Problem to solve
Consider the entries given below. Count the lines that include "JSON" and give only the count.

Entries supplied
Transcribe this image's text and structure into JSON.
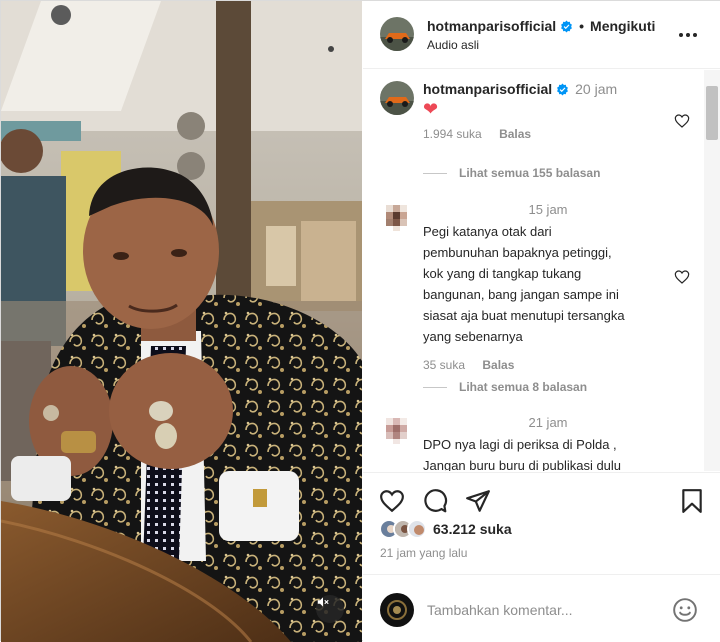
{
  "header": {
    "username": "hotmanparisofficial",
    "separator": "•",
    "follow_status": "Mengikuti",
    "audio": "Audio asli"
  },
  "comments": [
    {
      "username": "hotmanparisofficial",
      "time": "20 jam",
      "text": "❤",
      "likes": "1.994 suka",
      "reply": "Balas",
      "see_replies": "Lihat semua 155 balasan"
    },
    {
      "username": "",
      "time": "15 jam",
      "text": "Pegi katanya otak dari\npembunuhan bapaknya petinggi,\nkok yang di tangkap tukang\nbangunan, bang jangan sampe ini\nsiasat aja buat menutupi tersangka\nyang sebenarnya",
      "likes": "35 suka",
      "reply": "Balas",
      "see_replies": "Lihat semua 8 balasan"
    },
    {
      "username": "",
      "time": "21 jam",
      "text": "DPO nya lagi di periksa di Polda ,\nJangan buru buru di publikasi dulu"
    }
  ],
  "actions": {
    "icons": [
      "heart-icon",
      "comment-icon",
      "share-icon",
      "bookmark-icon"
    ]
  },
  "likes": {
    "count": "63.212 suka"
  },
  "posted": "21 jam yang lalu",
  "add_comment": {
    "placeholder": "Tambahkan komentar..."
  },
  "colors": {
    "verified": "#0095f6",
    "heart": "#ed4956",
    "muted_text": "#8e8e8e"
  }
}
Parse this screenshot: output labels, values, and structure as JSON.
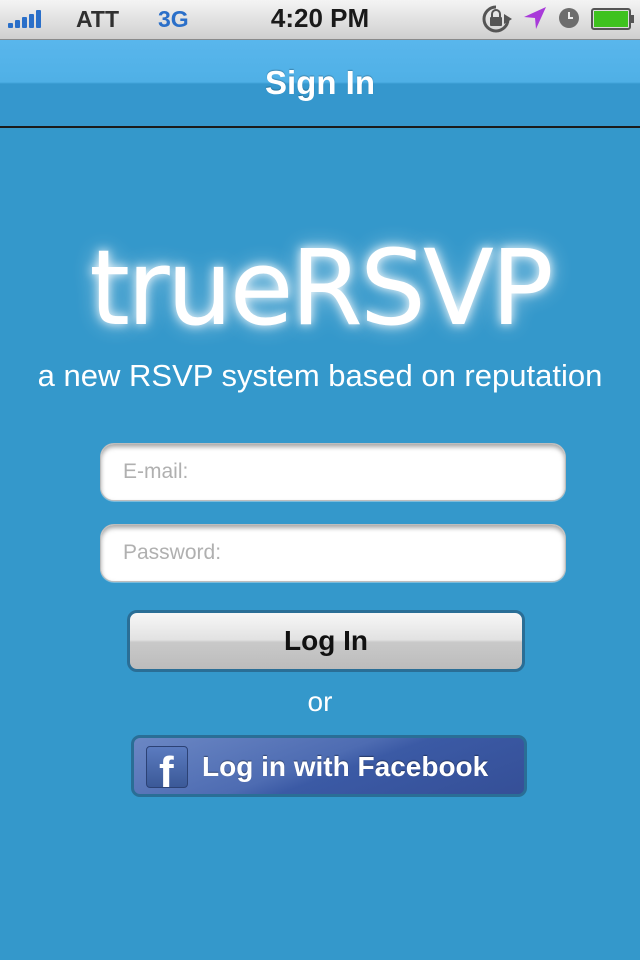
{
  "status_bar": {
    "carrier": "ATT",
    "network": "3G",
    "time": "4:20 PM",
    "icons": [
      "signal-bars-icon",
      "rotation-lock-icon",
      "location-arrow-icon",
      "alarm-clock-icon",
      "battery-icon"
    ],
    "battery_color": "#3ec21e",
    "location_color": "#a83ad9"
  },
  "nav": {
    "title": "Sign In"
  },
  "brand": {
    "logo": "trueRSVP",
    "tagline": "a new RSVP system based on reputation"
  },
  "form": {
    "email_placeholder": "E-mail:",
    "email_value": "",
    "password_placeholder": "Password:",
    "password_value": "",
    "login_label": "Log In",
    "or_label": "or",
    "facebook_label": "Log in with Facebook",
    "facebook_glyph": "f"
  },
  "colors": {
    "background": "#3498cb",
    "nav_highlight": "#59b6ec",
    "facebook": "#3b5998",
    "button_border": "#2a6e96"
  }
}
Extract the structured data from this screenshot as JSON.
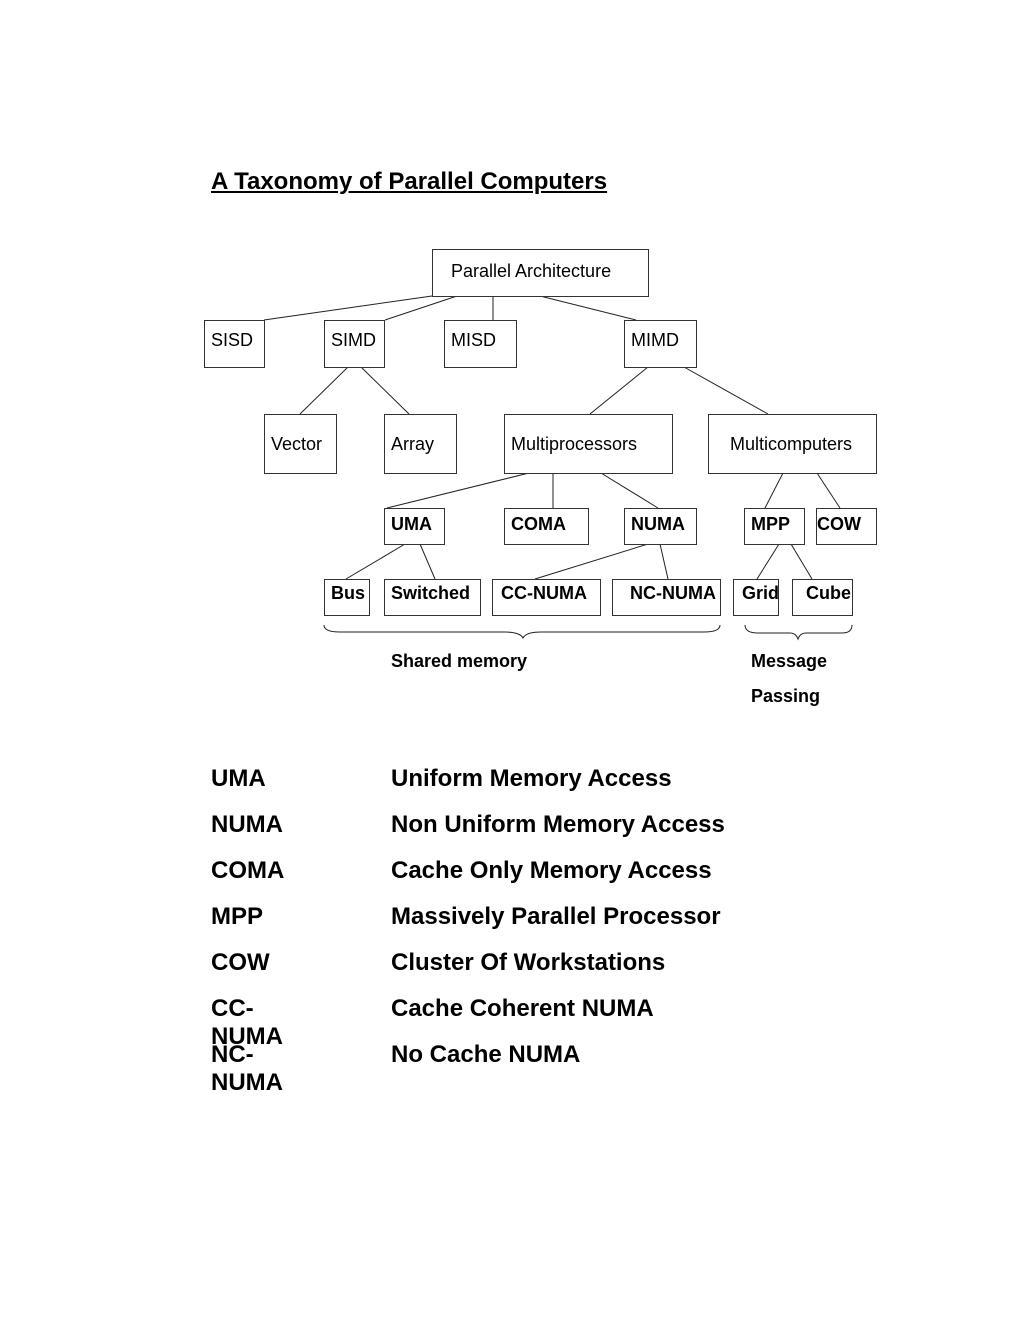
{
  "title": "A Taxonomy of Parallel Computers",
  "nodes": {
    "root": "Parallel Architecture",
    "sisd": "SISD",
    "simd": "SIMD",
    "misd": "MISD",
    "mimd": "MIMD",
    "vector": "Vector",
    "array": "Array",
    "multiprocessors": "Multiprocessors",
    "multicomputers": "Multicomputers",
    "uma": "UMA",
    "coma": "COMA",
    "numa": "NUMA",
    "mpp": "MPP",
    "cow": "COW",
    "bus": "Bus",
    "switched": "Switched",
    "ccnuma": "CC-NUMA",
    "ncnuma": "NC-NUMA",
    "grid": "Grid",
    "cube": "Cube"
  },
  "groups": {
    "shared": "Shared memory",
    "message_line1": "Message",
    "message_line2": "Passing"
  },
  "legend": [
    {
      "abbr": "UMA",
      "full": "Uniform Memory Access"
    },
    {
      "abbr": "NUMA",
      "full": "Non Uniform Memory Access"
    },
    {
      "abbr": "COMA",
      "full": "Cache Only Memory Access"
    },
    {
      "abbr": "MPP",
      "full": "Massively Parallel Processor"
    },
    {
      "abbr": "COW",
      "full": "Cluster Of Workstations"
    },
    {
      "abbr": "CC-NUMA",
      "full": "Cache Coherent NUMA"
    },
    {
      "abbr": "NC-NUMA",
      "full": "No Cache NUMA"
    }
  ]
}
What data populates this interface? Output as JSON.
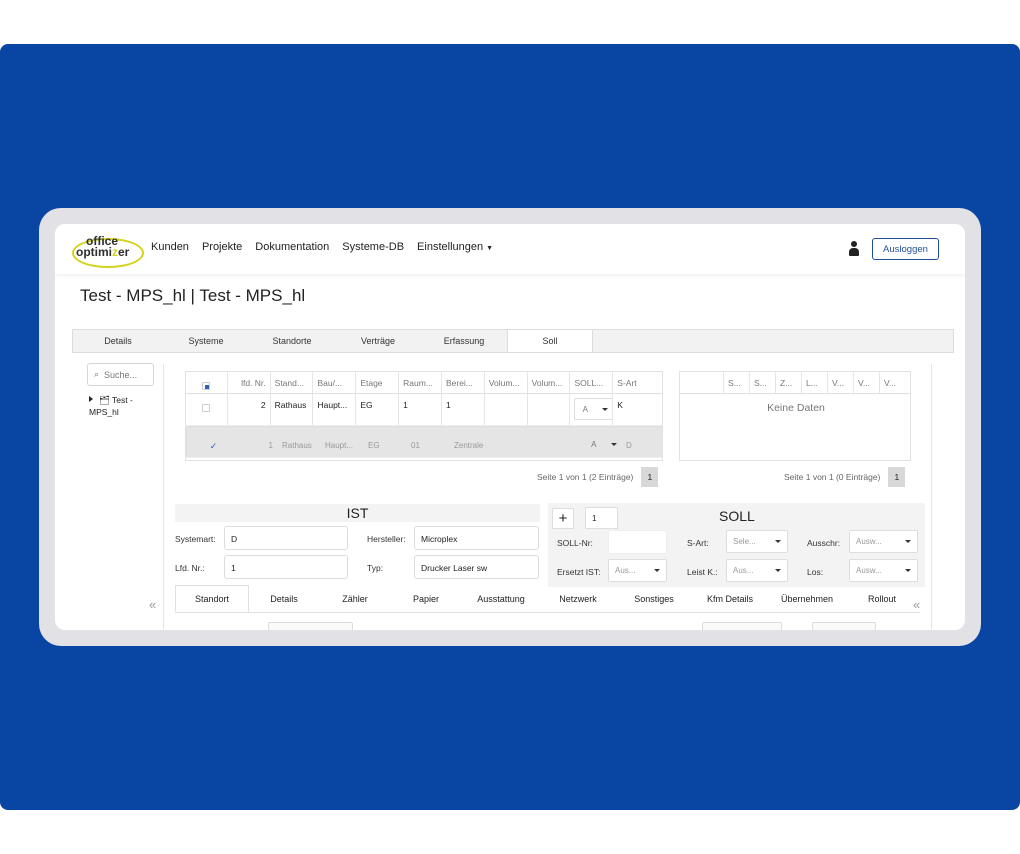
{
  "nav": {
    "logo_line1": "office",
    "logo_line2": "optimi",
    "logo_line3": "er",
    "items": [
      "Kunden",
      "Projekte",
      "Dokumentation",
      "Systeme-DB",
      "Einstellungen"
    ],
    "logout_label": "Ausloggen"
  },
  "page": {
    "title": "Test - MPS_hl | Test - MPS_hl"
  },
  "tabs1": [
    "Details",
    "Systeme",
    "Standorte",
    "Verträge",
    "Erfassung",
    "Soll"
  ],
  "sidebar": {
    "search_placeholder": "Suche...",
    "tree_item": "Test -",
    "tree_item2": "MPS_hl"
  },
  "grid": {
    "headers": [
      "lfd. Nr.",
      "Stand...",
      "Bau/...",
      "Etage",
      "Raum...",
      "Berei...",
      "Volum...",
      "Volum...",
      "SOLL...",
      "S-Art"
    ],
    "rows": [
      {
        "nr": "2",
        "stand": "Rathaus",
        "bau": "Haupt...",
        "etage": "EG",
        "raum": "1",
        "berei": "1",
        "dd": "A",
        "sart": "K"
      },
      {
        "nr": "1",
        "stand": "Rathaus",
        "bau": "Haupt...",
        "etage": "EG",
        "raum": "01",
        "berei": "Zentrale",
        "dd": "A",
        "sart": "D"
      }
    ],
    "pager_text": "Seite 1 von 1 (2 Einträge)",
    "page": "1"
  },
  "grid2": {
    "headers": [
      "S...",
      "S...",
      "Z...",
      "L...",
      "V...",
      "V...",
      "V..."
    ],
    "empty": "Keine Daten",
    "pager_text": "Seite 1 von 1 (0 Einträge)",
    "page": "1"
  },
  "ist": {
    "title": "IST",
    "systemart_label": "Systemart:",
    "systemart_value": "D",
    "hersteller_label": "Hersteller:",
    "hersteller_value": "Microplex",
    "lfd_label": "Lfd. Nr.:",
    "lfd_value": "1",
    "typ_label": "Typ:",
    "typ_value": "Drucker Laser sw"
  },
  "soll": {
    "title": "SOLL",
    "plus": "+",
    "number": "1",
    "sollnr_label": "SOLL-Nr:",
    "sart_label": "S-Art:",
    "sart_value": "Sele...",
    "ausschr_label": "Ausschr:",
    "ausschr_value": "Ausw...",
    "ersetzt_label": "Ersetzt IST:",
    "ersetzt_value": "Aus...",
    "leistk_label": "Leist K.:",
    "leistk_value": "Aus...",
    "los_label": "Los:",
    "los_value": "Ausw..."
  },
  "tabs2": [
    "Standort",
    "Details",
    "Zähler",
    "Papier",
    "Ausstattung",
    "Netzwerk",
    "Sonstiges",
    "Kfm Details",
    "Übernehmen",
    "Rollout"
  ],
  "colors": {
    "brand_blue": "#0946a3",
    "logo_yellow": "#d4d21a"
  }
}
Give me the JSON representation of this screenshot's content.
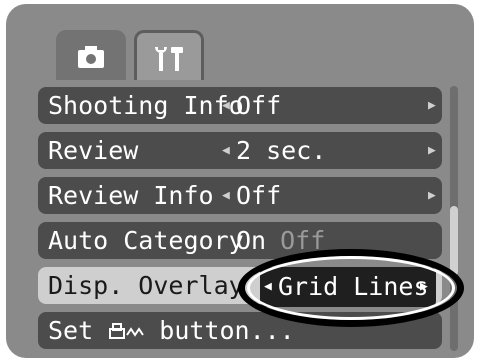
{
  "tabs": [
    {
      "name": "camera",
      "icon": "camera-icon"
    },
    {
      "name": "setup",
      "icon": "setup-tools-icon"
    }
  ],
  "menu": {
    "rows": [
      {
        "label": "Shooting Info",
        "value": "Off"
      },
      {
        "label": "Review",
        "value": "2 sec."
      },
      {
        "label": "Review Info",
        "value": "Off"
      },
      {
        "label": "Auto Category",
        "value": "On",
        "alt": "Off"
      },
      {
        "label": "Disp. Overlay",
        "value": "Grid Lines"
      },
      {
        "label": "Set ",
        "icon": "print-share-icon",
        "suffix": " button..."
      }
    ]
  },
  "arrows": {
    "left": "◀",
    "right": "▶"
  },
  "colors": {
    "screen": "#8a8a8a",
    "row": "#4c4c4c",
    "selected_row": "#cfcfcf",
    "selection_box": "#1f1f1f"
  }
}
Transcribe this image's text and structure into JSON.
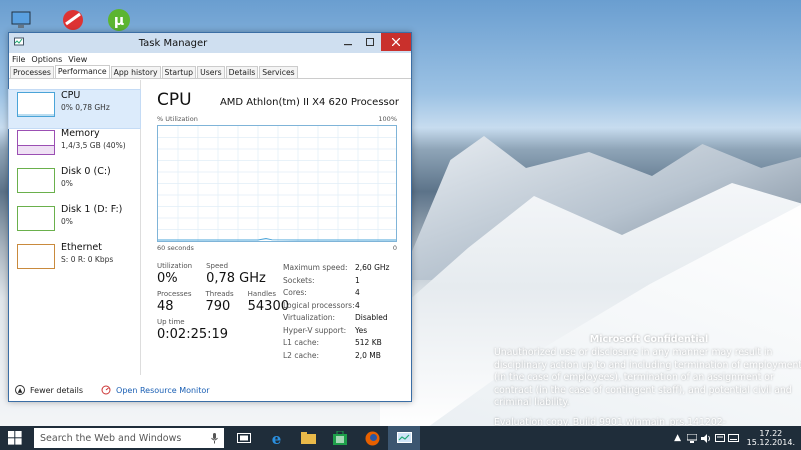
{
  "desktop": {
    "confidential_title": "Microsoft Confidential",
    "confidential_body": "Unauthorized use or disclosure in any manner may result in disciplinary action up to and including termination of employment (in the case of employees), termination of an assignment or contract (in the case of contingent staff), and potential civil and criminal liability.",
    "evaluation": "Evaluation copy. Build 9901.winmain_prs.141202-1718.c4f9af4aa7fe8544"
  },
  "taskbar": {
    "search_placeholder": "Search the Web and Windows",
    "time": "17.22",
    "date": "15.12.2014."
  },
  "window": {
    "title": "Task Manager",
    "menu": [
      "File",
      "Options",
      "View"
    ],
    "tabs": [
      "Processes",
      "Performance",
      "App history",
      "Startup",
      "Users",
      "Details",
      "Services"
    ],
    "active_tab": "Performance"
  },
  "sidebar": {
    "items": [
      {
        "title": "CPU",
        "sub": "0%  0,78 GHz",
        "color": "#4aa4d8"
      },
      {
        "title": "Memory",
        "sub": "1,4/3,5 GB (40%)",
        "color": "#9b4fb3"
      },
      {
        "title": "Disk 0 (C:)",
        "sub": "0%",
        "color": "#6ab04c"
      },
      {
        "title": "Disk 1 (D: F:)",
        "sub": "0%",
        "color": "#6ab04c"
      },
      {
        "title": "Ethernet",
        "sub_s": "S:",
        "sub_s_val": "0",
        "sub_r": "R:",
        "sub_r_val": "0 Kbps",
        "color": "#c98a3d"
      }
    ]
  },
  "main": {
    "heading": "CPU",
    "processor": "AMD Athlon(tm) II X4 620 Processor",
    "graph_label_left": "% Utilization",
    "graph_label_right": "100%",
    "graph_bottom_left": "60 seconds",
    "graph_bottom_right": "0",
    "utilization_label": "Utilization",
    "utilization": "0%",
    "speed_label": "Speed",
    "speed": "0,78 GHz",
    "processes_label": "Processes",
    "processes": "48",
    "threads_label": "Threads",
    "threads": "790",
    "handles_label": "Handles",
    "handles": "54300",
    "uptime_label": "Up time",
    "uptime": "0:02:25:19",
    "details": [
      {
        "k": "Maximum speed:",
        "v": "2,60 GHz"
      },
      {
        "k": "Sockets:",
        "v": "1"
      },
      {
        "k": "Cores:",
        "v": "4"
      },
      {
        "k": "Logical processors:",
        "v": "4"
      },
      {
        "k": "Virtualization:",
        "v": "Disabled"
      },
      {
        "k": "Hyper-V support:",
        "v": "Yes"
      },
      {
        "k": "L1 cache:",
        "v": "512 KB"
      },
      {
        "k": "L2 cache:",
        "v": "2,0 MB"
      }
    ]
  },
  "footer": {
    "fewer_details": "Fewer details",
    "resource_monitor": "Open Resource Monitor"
  },
  "colors": {
    "accent": "#4aa4d8",
    "titlebar": "#cfdff0",
    "close": "#c9302c",
    "taskbar": "#1f2d3a"
  }
}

Task response
6